▶ [Exercise details]: Where in the records does the word "Applications" appear? Copy each line that holds it.

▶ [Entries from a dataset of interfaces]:
----
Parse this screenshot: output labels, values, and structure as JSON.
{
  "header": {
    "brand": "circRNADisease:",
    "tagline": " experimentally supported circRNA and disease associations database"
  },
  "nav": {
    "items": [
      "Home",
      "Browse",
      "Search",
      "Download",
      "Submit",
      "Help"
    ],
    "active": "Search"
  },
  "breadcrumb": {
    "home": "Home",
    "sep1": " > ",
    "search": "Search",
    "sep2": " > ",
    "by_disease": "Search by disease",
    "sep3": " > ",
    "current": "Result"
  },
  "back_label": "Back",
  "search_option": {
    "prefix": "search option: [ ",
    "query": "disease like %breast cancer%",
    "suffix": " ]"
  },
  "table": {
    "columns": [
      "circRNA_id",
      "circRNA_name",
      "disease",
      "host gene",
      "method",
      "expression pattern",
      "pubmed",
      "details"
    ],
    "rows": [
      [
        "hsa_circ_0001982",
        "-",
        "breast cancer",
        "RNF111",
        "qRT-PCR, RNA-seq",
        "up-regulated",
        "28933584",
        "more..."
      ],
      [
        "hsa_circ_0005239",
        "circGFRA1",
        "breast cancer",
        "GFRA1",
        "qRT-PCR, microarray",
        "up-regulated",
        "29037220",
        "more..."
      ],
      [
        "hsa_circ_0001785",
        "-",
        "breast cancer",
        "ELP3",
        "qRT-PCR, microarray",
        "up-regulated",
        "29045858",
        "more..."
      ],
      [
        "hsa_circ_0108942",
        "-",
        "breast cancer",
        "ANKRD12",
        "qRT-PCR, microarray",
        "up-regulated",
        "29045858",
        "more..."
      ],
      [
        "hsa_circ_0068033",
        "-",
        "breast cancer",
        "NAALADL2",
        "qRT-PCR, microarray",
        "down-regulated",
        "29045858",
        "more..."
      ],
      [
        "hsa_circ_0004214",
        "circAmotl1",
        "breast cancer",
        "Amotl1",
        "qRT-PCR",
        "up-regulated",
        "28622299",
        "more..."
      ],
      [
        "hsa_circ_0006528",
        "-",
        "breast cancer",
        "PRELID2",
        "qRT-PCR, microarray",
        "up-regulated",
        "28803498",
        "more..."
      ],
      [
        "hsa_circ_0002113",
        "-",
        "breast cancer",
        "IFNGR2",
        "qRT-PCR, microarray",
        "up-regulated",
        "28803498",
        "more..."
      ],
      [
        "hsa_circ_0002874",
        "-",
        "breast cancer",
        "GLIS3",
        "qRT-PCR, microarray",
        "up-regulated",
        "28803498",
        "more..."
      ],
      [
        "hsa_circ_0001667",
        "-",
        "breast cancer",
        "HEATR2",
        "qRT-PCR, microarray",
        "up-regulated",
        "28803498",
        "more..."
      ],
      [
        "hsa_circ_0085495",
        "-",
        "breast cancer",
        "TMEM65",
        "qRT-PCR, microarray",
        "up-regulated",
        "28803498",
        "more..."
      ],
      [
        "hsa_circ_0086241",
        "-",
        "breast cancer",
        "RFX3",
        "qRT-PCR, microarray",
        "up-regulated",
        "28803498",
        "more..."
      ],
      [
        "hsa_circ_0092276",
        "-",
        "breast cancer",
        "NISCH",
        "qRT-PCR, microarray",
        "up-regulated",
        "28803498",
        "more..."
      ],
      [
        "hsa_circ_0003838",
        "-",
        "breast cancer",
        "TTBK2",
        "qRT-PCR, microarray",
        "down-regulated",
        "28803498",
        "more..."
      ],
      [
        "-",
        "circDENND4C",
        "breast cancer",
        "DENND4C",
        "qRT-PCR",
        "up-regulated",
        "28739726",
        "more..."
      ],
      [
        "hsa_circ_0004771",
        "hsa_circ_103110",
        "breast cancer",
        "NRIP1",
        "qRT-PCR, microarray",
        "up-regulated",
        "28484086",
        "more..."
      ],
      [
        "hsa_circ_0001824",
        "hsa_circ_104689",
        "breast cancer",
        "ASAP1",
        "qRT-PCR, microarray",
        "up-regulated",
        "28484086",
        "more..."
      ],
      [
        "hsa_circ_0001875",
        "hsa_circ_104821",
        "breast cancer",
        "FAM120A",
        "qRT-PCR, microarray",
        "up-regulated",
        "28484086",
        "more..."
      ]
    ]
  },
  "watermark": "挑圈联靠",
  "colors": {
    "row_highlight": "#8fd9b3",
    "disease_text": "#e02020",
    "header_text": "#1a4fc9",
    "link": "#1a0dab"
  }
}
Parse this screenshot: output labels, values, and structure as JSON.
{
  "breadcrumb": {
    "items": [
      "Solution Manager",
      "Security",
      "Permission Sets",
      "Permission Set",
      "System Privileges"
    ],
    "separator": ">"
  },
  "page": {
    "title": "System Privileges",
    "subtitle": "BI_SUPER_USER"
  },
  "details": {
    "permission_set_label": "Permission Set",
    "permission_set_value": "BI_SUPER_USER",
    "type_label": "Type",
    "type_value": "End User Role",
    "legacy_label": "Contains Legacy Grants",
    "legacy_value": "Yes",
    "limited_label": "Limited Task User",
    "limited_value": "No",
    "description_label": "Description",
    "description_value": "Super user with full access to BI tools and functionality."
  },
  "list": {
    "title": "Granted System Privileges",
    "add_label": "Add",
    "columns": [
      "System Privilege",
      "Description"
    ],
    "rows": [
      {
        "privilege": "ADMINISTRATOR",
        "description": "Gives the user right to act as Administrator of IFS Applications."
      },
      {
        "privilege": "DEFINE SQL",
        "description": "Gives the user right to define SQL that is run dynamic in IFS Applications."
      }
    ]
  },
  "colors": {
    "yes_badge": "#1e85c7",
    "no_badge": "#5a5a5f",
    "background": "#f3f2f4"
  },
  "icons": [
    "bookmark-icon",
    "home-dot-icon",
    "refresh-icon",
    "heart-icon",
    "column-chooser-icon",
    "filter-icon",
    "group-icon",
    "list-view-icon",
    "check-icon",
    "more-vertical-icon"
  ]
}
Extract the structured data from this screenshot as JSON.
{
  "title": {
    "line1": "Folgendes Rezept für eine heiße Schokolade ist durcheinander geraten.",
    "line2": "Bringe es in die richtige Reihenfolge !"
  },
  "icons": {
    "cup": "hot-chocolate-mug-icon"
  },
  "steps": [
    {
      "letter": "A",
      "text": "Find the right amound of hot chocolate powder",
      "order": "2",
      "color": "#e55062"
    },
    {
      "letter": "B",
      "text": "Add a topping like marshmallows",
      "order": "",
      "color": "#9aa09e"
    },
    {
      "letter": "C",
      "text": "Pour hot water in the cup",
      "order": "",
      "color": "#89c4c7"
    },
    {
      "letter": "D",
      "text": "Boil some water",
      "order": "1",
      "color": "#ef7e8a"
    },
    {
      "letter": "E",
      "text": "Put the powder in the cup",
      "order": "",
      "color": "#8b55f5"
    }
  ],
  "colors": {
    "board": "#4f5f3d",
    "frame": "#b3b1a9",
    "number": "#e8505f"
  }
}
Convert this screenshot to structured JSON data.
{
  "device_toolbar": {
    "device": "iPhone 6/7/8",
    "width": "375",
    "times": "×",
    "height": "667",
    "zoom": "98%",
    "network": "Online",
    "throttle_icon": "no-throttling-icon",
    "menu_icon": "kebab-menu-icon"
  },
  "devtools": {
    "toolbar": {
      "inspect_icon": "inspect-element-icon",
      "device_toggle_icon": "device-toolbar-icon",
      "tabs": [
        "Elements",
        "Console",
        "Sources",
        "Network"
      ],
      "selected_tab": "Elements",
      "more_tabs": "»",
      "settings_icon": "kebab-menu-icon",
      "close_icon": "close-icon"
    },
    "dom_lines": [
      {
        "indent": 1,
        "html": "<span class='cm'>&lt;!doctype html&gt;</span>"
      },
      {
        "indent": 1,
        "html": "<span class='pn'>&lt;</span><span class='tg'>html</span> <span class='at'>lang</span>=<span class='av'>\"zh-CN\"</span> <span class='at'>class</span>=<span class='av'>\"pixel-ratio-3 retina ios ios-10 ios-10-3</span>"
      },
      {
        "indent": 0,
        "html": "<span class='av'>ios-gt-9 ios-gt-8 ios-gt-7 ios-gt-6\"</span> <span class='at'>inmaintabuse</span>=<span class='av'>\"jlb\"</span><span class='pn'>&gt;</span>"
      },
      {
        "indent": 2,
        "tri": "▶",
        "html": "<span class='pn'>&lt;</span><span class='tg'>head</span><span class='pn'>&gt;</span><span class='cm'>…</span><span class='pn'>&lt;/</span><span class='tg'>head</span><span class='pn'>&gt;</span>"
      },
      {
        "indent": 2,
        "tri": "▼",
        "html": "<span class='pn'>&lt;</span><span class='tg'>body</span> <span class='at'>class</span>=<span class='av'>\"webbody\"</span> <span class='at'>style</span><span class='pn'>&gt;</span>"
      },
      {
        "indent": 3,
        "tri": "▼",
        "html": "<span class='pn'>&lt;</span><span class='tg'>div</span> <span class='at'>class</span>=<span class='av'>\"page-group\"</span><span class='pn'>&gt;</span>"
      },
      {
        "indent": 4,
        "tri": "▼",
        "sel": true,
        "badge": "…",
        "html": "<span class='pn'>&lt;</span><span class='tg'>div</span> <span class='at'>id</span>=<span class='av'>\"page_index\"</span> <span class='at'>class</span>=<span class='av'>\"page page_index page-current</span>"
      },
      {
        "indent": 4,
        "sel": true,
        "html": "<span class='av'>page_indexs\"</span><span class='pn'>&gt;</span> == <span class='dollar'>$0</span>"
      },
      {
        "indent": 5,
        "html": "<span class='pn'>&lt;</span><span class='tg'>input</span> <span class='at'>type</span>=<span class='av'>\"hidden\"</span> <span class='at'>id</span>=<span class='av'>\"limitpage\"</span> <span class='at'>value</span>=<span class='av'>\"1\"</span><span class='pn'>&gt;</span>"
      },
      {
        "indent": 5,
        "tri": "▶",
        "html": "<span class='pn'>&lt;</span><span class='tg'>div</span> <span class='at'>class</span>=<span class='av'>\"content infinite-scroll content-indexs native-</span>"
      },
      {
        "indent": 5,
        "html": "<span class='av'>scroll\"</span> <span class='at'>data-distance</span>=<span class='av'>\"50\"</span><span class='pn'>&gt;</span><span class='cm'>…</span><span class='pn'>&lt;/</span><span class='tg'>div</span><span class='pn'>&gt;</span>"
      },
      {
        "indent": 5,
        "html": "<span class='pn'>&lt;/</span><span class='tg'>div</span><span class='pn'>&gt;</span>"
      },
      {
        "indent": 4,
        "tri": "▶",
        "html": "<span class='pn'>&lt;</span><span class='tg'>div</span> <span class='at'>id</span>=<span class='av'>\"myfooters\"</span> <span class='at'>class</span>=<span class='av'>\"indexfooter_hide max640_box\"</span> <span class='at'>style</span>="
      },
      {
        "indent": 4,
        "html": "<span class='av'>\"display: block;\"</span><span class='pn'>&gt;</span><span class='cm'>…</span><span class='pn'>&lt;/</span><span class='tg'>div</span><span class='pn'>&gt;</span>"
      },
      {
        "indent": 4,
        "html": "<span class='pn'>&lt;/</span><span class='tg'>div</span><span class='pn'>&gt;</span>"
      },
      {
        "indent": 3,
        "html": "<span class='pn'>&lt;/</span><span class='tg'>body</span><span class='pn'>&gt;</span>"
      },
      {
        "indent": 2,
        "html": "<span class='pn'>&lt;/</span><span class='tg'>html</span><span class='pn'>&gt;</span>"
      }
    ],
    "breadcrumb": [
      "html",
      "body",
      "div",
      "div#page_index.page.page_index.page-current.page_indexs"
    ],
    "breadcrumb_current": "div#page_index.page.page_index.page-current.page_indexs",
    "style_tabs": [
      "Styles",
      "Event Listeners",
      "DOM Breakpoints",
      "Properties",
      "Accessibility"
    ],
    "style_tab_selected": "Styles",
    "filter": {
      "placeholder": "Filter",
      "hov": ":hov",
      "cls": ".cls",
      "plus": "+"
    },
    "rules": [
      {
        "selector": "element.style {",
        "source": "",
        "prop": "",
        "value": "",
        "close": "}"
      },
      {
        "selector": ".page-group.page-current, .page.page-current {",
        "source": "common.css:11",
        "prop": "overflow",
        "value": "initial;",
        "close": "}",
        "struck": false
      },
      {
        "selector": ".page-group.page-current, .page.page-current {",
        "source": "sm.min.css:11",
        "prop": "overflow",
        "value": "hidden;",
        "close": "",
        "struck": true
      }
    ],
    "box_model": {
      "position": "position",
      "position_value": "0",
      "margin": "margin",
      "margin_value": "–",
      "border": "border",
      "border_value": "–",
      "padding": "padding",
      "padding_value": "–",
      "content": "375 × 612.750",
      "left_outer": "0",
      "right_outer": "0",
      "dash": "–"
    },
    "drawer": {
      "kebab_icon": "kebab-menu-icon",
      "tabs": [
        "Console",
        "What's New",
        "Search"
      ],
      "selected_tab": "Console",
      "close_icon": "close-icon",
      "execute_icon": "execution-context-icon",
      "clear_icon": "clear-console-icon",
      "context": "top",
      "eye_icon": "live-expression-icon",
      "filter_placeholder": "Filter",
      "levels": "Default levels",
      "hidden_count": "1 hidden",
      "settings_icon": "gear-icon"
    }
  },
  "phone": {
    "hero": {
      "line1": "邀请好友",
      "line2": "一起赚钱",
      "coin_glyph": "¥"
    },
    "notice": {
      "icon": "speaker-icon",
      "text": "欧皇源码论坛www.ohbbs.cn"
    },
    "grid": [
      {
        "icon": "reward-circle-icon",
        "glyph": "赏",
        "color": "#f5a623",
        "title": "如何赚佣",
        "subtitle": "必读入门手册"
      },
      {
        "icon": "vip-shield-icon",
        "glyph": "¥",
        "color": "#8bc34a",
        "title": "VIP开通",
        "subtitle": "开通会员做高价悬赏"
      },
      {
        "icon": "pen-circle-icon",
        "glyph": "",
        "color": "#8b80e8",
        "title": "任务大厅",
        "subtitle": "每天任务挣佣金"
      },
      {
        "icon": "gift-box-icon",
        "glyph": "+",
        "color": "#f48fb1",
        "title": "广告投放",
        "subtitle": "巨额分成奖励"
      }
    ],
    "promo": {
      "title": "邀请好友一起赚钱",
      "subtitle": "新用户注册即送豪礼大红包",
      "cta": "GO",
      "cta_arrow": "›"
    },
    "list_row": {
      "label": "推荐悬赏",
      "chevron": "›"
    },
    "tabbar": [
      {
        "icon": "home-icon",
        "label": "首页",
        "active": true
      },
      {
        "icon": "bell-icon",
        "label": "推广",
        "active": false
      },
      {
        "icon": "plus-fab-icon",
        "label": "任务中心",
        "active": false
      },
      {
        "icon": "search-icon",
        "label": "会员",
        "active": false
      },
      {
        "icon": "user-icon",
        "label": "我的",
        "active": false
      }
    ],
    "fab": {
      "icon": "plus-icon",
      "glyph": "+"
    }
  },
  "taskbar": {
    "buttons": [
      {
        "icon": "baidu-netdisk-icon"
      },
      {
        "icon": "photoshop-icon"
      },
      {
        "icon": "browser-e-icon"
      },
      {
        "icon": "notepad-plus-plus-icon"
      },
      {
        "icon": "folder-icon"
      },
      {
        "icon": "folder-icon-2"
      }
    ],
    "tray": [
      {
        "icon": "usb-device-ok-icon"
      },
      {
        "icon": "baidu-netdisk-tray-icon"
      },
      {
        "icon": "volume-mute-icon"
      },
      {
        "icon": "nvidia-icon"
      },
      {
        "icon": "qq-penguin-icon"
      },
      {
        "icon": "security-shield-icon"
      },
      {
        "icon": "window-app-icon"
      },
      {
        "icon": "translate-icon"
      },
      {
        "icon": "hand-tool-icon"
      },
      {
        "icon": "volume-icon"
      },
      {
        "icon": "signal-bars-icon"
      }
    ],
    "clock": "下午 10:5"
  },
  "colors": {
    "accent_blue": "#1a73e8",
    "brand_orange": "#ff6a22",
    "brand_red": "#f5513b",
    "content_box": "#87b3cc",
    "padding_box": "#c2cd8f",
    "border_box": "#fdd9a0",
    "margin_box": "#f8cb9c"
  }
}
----
▶ [Response below]:
        "description": "Gives the user right to act as Administrator of IFS Applications."
        "description": "Gives the user right to define SQL that is run dynamic in IFS Applications."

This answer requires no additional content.